In each of the four issues so far in Theremin, Curt Pires has played with convention, reality and rules of story telling. He also fits in some introspection throughout the books. It is risky and can create a lot of difficulty for the audience, but Pires has been largely successful in creating a very bold and unique book. With the latest issue, Pires again challenges those elements in a completely different way than before and the result is interesting, even if it is not completely successful.
In the last issue of Theremin, the scientist turned secret agent went up against a serious foe and as the issue came to a close, his fate looked quite bleak. In issue four, Pires doesn’t bring the audience back to this altercation. Instead, Pires inserts himself into the issue. At the start, issue four is less concerned with continuing the narrative and more focused on the author of the series. Pires and Rose have put on display the process of scripting the issue as the issue itself, and even then only to a certain degree.
Here, readers are introduced to Pires and his voice. The issue deals with roles and purpose and relationship but nothing terribly explicit. Audiences are given a window into the process. How that is handled is more experiential than informational, with some fascinating art by Rose. The climax of the chapter comes when Pires depicts his own moment of realization about the next step in the story, and possibly something deeper.
This type of exploration makes for some engaging content. The purpose for doing so and its role in the already established narrative of Theremin is not all that clear. Though Pires has never delivered an issue of this title in a way that was completely linear, this one strains the expectation of story the most. Readers may struggle to find purpose in this chapter. The problem is not in whether such an exercise was handled well. It is an interesting exercise, but the question becomes whether it serves a function in this series.
In some ways the question will relate to the sacrifice of story advancement for this content. Whether Pires has managed to explore interesting territory has the potential to be lost on individuals who instead are frustrated that little progressed, at least in the conventional assessment of story. Previously acknowledged, Pires has played with story structure and it is possible that this issue is not a betrayal of that approach. Reaction and satisfaction here more than anything so far will likely be highly individualized with few readers falling in the middle.

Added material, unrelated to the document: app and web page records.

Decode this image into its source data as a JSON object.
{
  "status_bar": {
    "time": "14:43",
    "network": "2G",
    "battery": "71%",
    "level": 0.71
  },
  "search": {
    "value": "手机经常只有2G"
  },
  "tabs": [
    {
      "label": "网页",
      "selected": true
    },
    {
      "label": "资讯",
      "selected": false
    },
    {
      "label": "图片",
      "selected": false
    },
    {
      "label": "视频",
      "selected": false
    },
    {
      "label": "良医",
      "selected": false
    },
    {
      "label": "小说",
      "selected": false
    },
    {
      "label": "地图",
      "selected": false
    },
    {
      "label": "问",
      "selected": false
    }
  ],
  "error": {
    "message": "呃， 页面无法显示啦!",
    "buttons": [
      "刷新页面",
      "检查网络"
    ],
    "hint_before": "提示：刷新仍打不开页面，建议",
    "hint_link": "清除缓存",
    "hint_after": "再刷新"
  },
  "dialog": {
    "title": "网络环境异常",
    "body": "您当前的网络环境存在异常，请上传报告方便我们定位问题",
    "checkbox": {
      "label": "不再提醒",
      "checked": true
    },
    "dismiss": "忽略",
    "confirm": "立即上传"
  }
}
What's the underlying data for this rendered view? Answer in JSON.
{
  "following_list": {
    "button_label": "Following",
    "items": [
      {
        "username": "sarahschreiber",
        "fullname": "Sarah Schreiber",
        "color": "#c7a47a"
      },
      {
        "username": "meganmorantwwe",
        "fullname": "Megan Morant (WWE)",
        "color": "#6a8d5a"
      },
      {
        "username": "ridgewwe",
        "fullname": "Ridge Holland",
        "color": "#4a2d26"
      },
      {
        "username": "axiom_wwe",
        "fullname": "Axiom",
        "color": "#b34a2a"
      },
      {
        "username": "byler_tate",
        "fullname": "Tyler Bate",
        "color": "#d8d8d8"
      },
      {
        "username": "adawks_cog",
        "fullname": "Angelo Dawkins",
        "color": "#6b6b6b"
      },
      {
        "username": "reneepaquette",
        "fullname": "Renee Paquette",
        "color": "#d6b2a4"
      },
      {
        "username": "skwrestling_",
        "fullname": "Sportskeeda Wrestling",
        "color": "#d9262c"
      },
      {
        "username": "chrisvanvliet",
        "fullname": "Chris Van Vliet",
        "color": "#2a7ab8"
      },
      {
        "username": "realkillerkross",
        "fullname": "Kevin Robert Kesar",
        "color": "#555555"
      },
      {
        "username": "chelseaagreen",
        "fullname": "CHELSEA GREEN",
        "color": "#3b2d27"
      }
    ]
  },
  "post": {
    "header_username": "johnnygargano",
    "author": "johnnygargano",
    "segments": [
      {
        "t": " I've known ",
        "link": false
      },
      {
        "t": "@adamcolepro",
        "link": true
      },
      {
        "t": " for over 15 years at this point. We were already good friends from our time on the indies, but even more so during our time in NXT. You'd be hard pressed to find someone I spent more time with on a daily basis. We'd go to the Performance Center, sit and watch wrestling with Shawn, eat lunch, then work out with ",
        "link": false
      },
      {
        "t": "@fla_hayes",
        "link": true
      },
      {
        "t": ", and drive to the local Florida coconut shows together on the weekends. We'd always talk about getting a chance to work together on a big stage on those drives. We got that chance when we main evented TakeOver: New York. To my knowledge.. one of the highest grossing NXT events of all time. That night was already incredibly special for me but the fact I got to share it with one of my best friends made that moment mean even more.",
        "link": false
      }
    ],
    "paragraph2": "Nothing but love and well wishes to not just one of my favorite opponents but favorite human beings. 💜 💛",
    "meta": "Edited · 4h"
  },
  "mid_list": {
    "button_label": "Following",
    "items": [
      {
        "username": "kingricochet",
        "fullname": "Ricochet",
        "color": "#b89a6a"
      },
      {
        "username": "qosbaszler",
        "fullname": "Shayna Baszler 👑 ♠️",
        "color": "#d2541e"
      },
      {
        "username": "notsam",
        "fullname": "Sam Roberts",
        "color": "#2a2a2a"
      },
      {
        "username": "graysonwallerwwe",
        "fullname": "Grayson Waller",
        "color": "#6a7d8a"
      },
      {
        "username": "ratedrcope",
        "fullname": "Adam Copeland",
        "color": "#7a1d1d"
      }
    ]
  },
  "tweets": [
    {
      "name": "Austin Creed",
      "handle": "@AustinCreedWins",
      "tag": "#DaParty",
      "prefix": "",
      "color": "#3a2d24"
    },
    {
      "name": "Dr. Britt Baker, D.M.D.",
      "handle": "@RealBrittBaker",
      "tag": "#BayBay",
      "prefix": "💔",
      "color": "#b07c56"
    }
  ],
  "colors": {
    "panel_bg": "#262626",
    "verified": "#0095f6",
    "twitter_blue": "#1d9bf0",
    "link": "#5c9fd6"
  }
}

Even for those unfamiliar with the series, this is an issue worth picking up for the exposure to something unique and will be a great source for discussion.